▶ What you should do
Please say how many lines in the records below contain the word "text". Give only the number.

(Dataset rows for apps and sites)
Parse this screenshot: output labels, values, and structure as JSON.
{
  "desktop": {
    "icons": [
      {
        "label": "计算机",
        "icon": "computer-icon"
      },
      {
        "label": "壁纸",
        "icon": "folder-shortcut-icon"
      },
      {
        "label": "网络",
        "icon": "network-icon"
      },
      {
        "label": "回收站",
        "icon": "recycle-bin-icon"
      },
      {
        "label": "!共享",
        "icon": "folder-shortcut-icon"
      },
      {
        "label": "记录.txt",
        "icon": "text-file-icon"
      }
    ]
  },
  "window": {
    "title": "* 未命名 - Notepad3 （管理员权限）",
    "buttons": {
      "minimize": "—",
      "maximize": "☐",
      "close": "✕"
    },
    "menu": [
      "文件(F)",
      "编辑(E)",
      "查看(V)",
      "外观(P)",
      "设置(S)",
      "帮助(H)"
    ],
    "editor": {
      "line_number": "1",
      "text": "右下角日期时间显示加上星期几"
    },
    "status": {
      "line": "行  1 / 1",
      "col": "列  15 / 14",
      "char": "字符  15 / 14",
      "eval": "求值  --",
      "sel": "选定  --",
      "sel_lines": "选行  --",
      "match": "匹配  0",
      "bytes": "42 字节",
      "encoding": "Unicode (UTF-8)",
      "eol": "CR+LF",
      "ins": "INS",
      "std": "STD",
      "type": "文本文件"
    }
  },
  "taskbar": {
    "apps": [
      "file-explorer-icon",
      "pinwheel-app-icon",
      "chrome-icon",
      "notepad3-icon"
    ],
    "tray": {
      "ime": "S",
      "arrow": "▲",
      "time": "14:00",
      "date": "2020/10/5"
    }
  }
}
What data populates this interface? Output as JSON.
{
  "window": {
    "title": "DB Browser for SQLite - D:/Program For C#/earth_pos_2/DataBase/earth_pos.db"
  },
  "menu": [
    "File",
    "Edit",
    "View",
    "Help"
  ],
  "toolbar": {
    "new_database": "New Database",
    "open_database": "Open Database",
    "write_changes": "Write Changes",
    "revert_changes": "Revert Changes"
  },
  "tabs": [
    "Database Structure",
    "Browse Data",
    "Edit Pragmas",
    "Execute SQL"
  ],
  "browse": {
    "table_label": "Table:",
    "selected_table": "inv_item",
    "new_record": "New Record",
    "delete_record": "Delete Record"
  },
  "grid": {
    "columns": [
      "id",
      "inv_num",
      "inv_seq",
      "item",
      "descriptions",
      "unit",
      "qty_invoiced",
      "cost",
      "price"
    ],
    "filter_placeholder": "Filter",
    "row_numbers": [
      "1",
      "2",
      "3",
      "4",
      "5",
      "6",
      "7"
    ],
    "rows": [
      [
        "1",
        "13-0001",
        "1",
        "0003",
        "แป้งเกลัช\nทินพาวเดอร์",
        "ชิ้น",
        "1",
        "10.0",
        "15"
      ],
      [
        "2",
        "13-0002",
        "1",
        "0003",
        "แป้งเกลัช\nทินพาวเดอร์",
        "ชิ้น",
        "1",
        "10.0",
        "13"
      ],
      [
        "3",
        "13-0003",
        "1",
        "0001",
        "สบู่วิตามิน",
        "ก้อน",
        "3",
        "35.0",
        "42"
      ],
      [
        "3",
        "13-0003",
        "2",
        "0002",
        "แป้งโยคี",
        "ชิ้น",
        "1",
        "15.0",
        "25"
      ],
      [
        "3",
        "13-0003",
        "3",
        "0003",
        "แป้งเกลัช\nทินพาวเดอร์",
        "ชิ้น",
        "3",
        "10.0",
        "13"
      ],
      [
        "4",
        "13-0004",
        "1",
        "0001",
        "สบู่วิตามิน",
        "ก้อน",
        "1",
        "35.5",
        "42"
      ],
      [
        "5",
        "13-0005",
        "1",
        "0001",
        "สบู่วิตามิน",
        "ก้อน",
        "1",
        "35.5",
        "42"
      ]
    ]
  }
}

▶ Worked solution
2